Tour-card-clinching drive at the end of his fifth round at Q
school. The 30-year-old Hend, who has Popeye forearms and is as
long as John Daly, nailed one of the gutsiest shots I've seen in
my three decades as a Tour player and a teacher, and he did it in
golf's most pressure-packed situation. Standing on the tee of his
final hole of the day, a 400-yard par-4 with a sharp dogleg to
the left and a lake between him and the green, Hend was eight
under par and barely among the top 30, the cutoff point for Tour
qualification. Q schoolers on the bubble usually play
defensively, a strategy that often leads to costly errors. Hend,
though, stuck to his aggressive game plan (for the week he tied
for second in birdies, with 31) and eschewed the safe play.
Instead of laying up to the right of the water (yellow line
above), he went for the green with his driver (red line). None of
the other 164 players had tried to drive the green that day, but
Hend easily carried the water. His ball flew 325 yards, landed on
the green and rolled to the back fringe. From there he two-putted
for an easy birdie. His momentum carried over to the sixth and
final round, in which he shot a 72 to finish 21st.
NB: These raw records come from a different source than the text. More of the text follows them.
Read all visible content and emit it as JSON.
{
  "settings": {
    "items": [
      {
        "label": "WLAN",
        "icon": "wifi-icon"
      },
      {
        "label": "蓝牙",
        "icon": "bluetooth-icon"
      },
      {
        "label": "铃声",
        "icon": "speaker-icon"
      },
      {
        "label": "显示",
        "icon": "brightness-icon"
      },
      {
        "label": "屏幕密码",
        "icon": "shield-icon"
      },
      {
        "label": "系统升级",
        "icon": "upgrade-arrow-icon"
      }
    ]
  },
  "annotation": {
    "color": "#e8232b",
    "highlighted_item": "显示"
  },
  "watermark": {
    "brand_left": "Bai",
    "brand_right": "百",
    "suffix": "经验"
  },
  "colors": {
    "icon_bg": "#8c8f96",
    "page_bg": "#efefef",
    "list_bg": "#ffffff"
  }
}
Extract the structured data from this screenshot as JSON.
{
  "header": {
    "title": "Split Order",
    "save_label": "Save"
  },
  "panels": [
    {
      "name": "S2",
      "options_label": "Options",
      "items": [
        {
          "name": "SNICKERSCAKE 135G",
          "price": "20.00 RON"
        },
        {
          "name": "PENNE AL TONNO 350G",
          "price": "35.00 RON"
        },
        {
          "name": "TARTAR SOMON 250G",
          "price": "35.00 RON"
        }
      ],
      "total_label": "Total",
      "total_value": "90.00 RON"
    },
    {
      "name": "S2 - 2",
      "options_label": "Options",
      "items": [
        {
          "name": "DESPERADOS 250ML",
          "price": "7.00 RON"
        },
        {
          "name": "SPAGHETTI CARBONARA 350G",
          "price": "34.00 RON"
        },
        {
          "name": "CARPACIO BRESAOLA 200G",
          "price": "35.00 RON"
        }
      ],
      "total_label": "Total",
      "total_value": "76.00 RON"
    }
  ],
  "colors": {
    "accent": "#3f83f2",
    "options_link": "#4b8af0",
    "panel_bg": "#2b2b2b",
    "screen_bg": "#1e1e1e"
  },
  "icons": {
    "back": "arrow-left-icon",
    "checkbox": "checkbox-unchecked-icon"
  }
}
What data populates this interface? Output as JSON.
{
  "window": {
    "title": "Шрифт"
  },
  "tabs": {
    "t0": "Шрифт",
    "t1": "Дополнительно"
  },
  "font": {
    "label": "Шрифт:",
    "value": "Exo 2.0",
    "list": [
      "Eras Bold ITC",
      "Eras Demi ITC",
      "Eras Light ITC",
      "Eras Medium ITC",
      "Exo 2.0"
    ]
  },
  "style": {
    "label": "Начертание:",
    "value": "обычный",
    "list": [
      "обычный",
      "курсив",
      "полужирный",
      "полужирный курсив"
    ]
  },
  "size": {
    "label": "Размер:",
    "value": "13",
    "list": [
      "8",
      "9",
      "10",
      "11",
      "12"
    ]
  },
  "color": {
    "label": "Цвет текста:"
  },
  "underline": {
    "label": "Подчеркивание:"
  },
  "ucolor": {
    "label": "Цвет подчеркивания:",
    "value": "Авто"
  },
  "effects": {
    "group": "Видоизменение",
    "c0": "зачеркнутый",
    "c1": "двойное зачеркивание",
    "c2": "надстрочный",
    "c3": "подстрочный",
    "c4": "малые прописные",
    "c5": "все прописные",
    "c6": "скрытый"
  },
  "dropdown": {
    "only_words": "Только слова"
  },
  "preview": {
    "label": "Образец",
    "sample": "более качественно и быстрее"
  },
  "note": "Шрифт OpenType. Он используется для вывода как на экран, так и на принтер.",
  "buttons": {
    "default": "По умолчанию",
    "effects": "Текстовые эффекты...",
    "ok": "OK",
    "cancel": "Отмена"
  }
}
This is an article from the Dec. 15, 2003 issue Original Layout

COLOR PHOTO: COURTESY OF THE GOLF CHANNEL (HEND)COLOR ILLUSTRATION: COURTESY OF ORANGE COUNTY NATIONAL GOLF CENTER (ILLUSTRATION)COLOR PHOTO: ANDREW GOMBERT David Glenz teaches at Crystal Springs Golf and Spa Resort in Hamburg, N.J., and is one of Golf Magazine's Top 100 Teachers.TWO COLOR PHOTOS: ANDREW GOMBERTCOLOR PHOTO: ANDREW GOMBERT YESCOLOR PHOTO: ANDREW GOMBERT NO

OUR TOP TEACHER SAYS...

"As the Q school telecast showed, the pace of play on Tour is
absurdly slow. The only way to speed things up is to levy penalty
strokes--not fines--as we do in many club-pro events."

"The lust for profits is spoiling public golf as more and
more ridiculously priced courses of only average quality get
built on the best available land. For example, it costs $225 to
play Grayhawk Golf Club in Scottsdale and an absurd $295 at Bali
Hai in Las Vegas."

"Tiger Woods had a relatively off year because his swing has
deteriorated. His arms often swing independent of, and much
faster than, his torso."

"The next first-time major winner will be Stuart Appleby. He
has the simplest and most technically sound swing on Tour."

THE TIP | POWER STRETCH DRILL

To generate power, stretch (or coil) your body in the backswing
and maintain that stretch as you move into the front foot and
leg. As you unwind on the downswing, release your hands, arms and
club into the ball like a whip just before impact. During the
critical transition from backswing to downswing, maintain tension
and stretch the left side of the torso as your body moves toward
the target and into the front foot and leg. To duplicate this
feeling, try my Power Stretch Drill. At address your toeline
should be parallel to a wall or doorjamb and your hands should
hang loosely (1). Keeping your arms in front of your chest,
rotate back and grab the wall with both hands (2). During the
downswing, maintain the stretch as you move toward the target
(3). Avoid turning your hips or tilting your shoulders (4).